The headline costs of Brexit

This week the UK Government’s spending watchdog, the National Audit Office, revealed that the new post-Brexit border checks, introduced in April this year after repeated delays, will cost the public purse an eye-watering £4.7 billion. 

On top of this, they reported that HMRC estimates that the extra paperwork involved in these checks will cost UK importers and exporters an additional £7.5bn per year.

These are just the latest entries in a long list of how Brexit is hitting the UK economy and public finances, so we thought it was time for an explainer.

Now, counting the cost of Brexit could fill a library but here are the answers to all the headline questions: What is Brexit costing us? What impact is it having on businesses, consumers and public services? And is there any way to undo the damage?

What is the cost of Brexit so far?

Ultimately, there is almost no way for us to know the true cost of Brexit. For example, we will never know exactly how many international companies decided to pass on the UK for investment because we are now outside the largest single market in the world or which emerging UK musician wasn't given the opportunity to tour in Europe after freedom of movement ended. 

However, academics and financial institutions have modelled the impact based on how the UK has performed relative to similar economies. They have calculated the annual cost per year both to the UK economy and to the public money for things like the NHS and schools. 

What is the cost of Brexit to the UK economy?

Analysis  by American bank Goldman Sachs published in February 2024  found that Brexit is directly responsible for the UK economy growing 5% less since the vote in 2016. Bank of England policymaker Jonathan Haskel as said that’s around £1,000 per household. 

What is the cost of Brexit to UK public finances?

The size of the economy directly impacts the amount of money the Government has to spend on public services. Analysis from the Centre for European Reform found that between 2021 and 2022, the shortfall in economic performance led to a shortfall in tax revenue worth around £40billion.

Did Brexit cause the cost of living crisis?

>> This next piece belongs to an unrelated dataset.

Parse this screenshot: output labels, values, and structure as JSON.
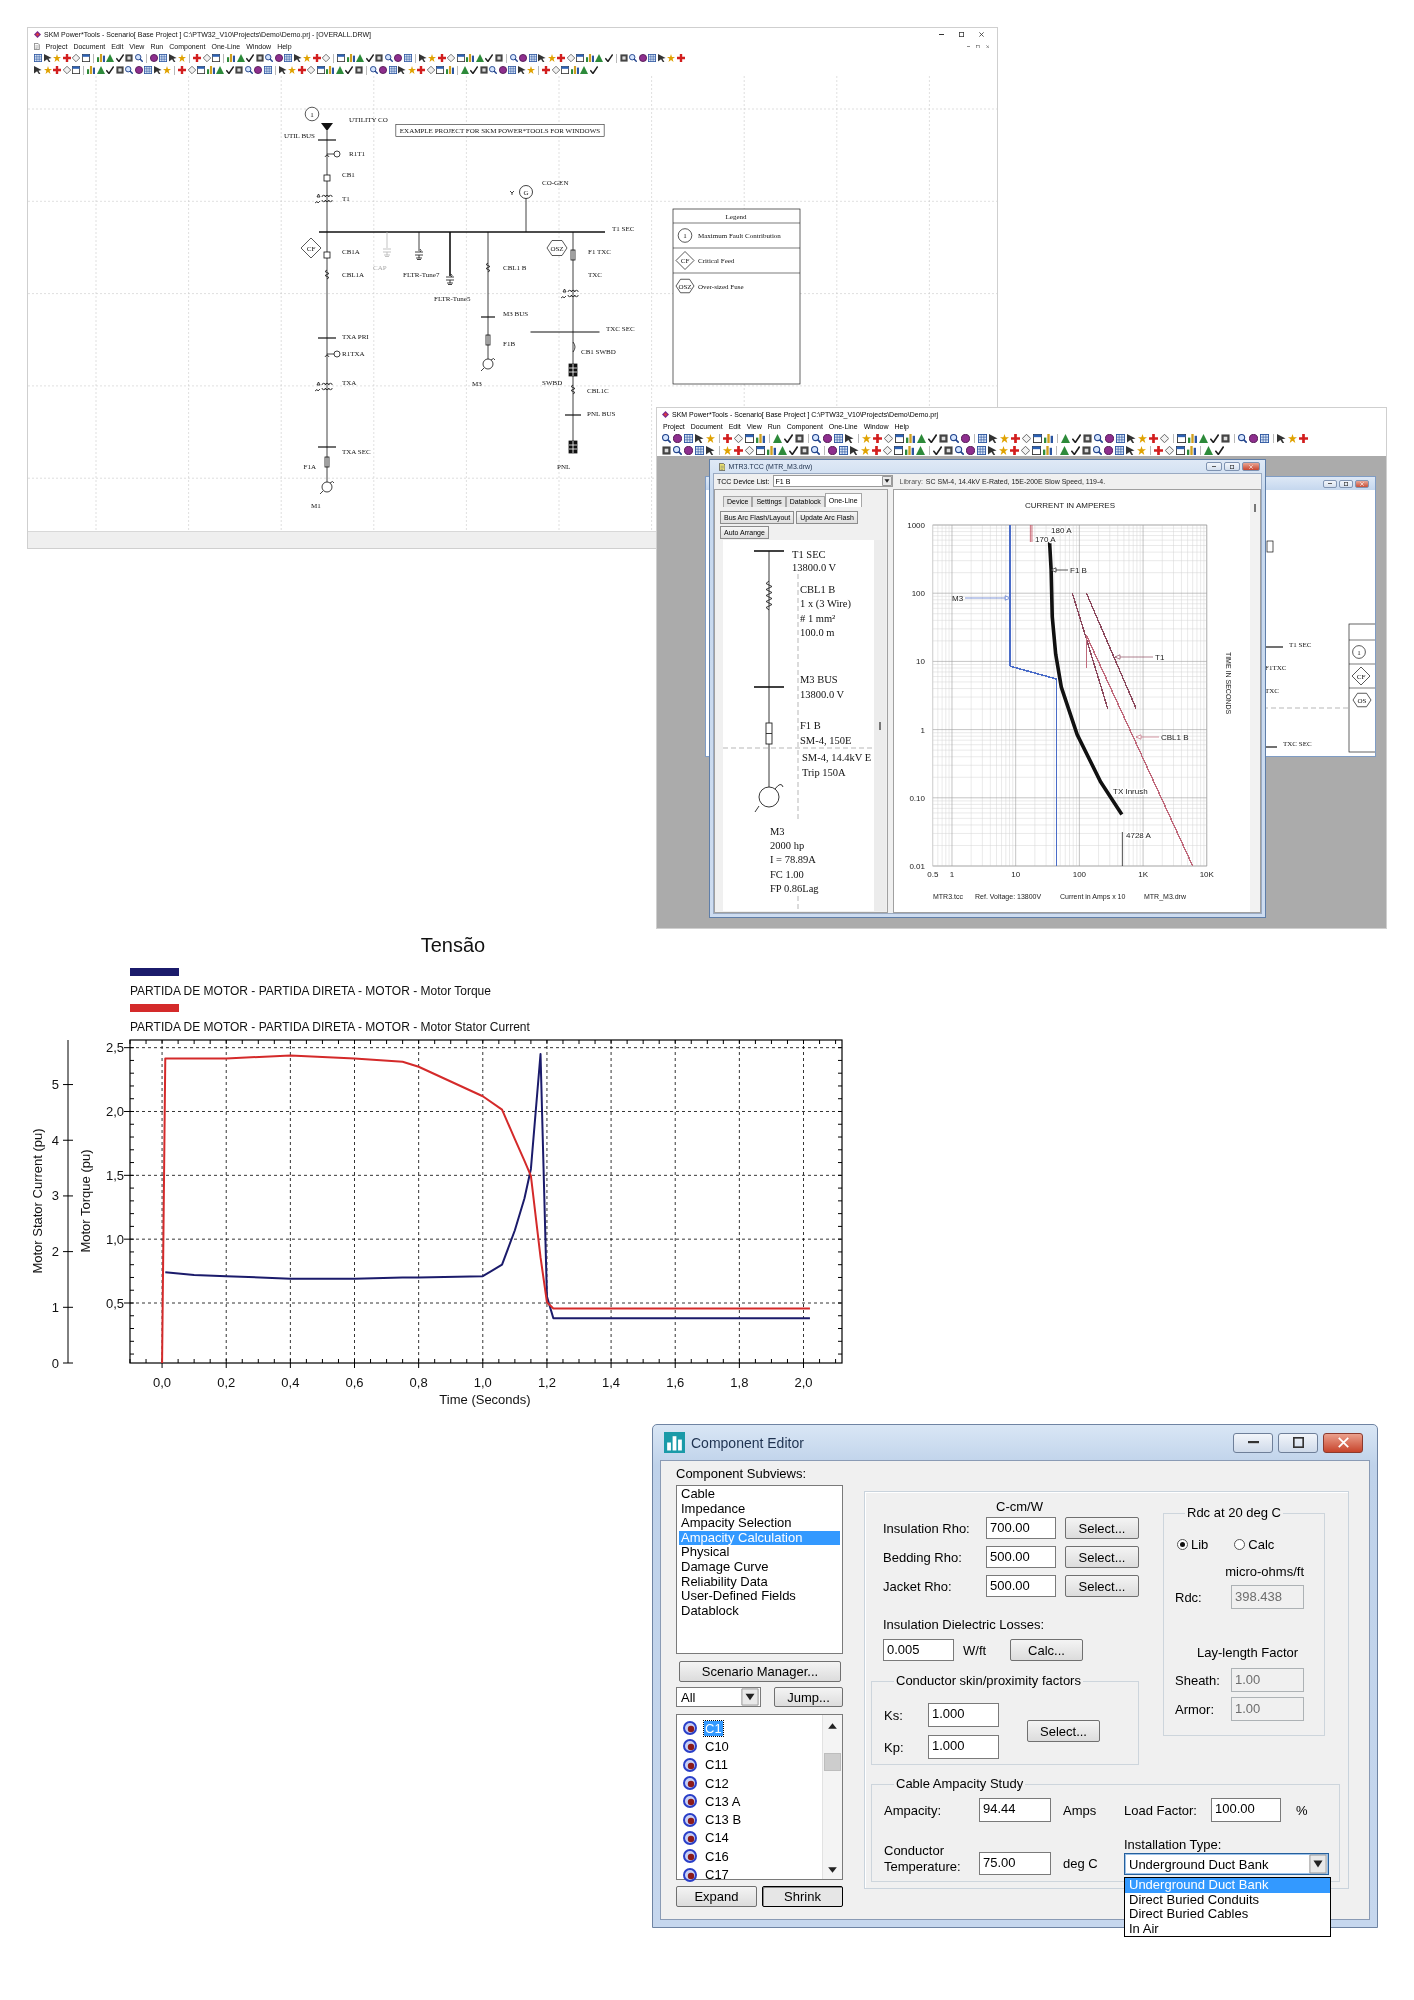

Brexit did not cause the cost of living crisis but it almost certainly made it worse for people living in the UK.  Countries around the world saw high inflation following the Covid pandemic and invasion of Ukraine, but researchers from the London School of Economics found that the additional paperwork from Brexit on food products means the typical UK household is paying an additional £250 per year for their groceries. Food inflation was one of the key drivers of the cost of living crisis.

How has Brexit impacted businesses?

Brexit has created countless issues impacting almost every sector in the UK economy. It has led to job losses in some and labour shortages in others. Uncertainty about new rules and new trade deals has increased costs and reduced investment. 

The UK Trade and Business Commission of industry leaders and MPs from all parties undertook the most comprehensive, insightful, in-depth assessment of post Brexit trading conditions via sector by sector live evidence sessions.

How has Brexit impacted public services?

Along with the shortfall in public finances following Brexit, meaning less money for public services, Brexit has had a significant impact on the UK’s ability to retain vital public sector workers. For example, following the Brexit vote more than 4,000 European doctors working in the NHS decided to leave according to analysis by the Nuffield Trust health thinktank .

What are the benefits of Brexit?

Few if any and certainly nowhere commensurate to its negative impacts. Contrary to what was promised in the 2016 referendum, proponents of Brexit have since suggested that the economic benefits of Brexit could take as long as 50 years to materialise.

How do we fix the damage of Brexit?

Fixing the problems Britain faces after Brexit will be the work of many years but Best for Britain helped is campaigning for 114 evidence based recommendations that can begin to repair some of the damage. They include things like beneficial regulatory alignment and a reciprocal Youth Mobility Scheme.  Some of our recommendations have already been adopted such as the reentry of the UK into the Horizon Europe funding programme for research and innovation.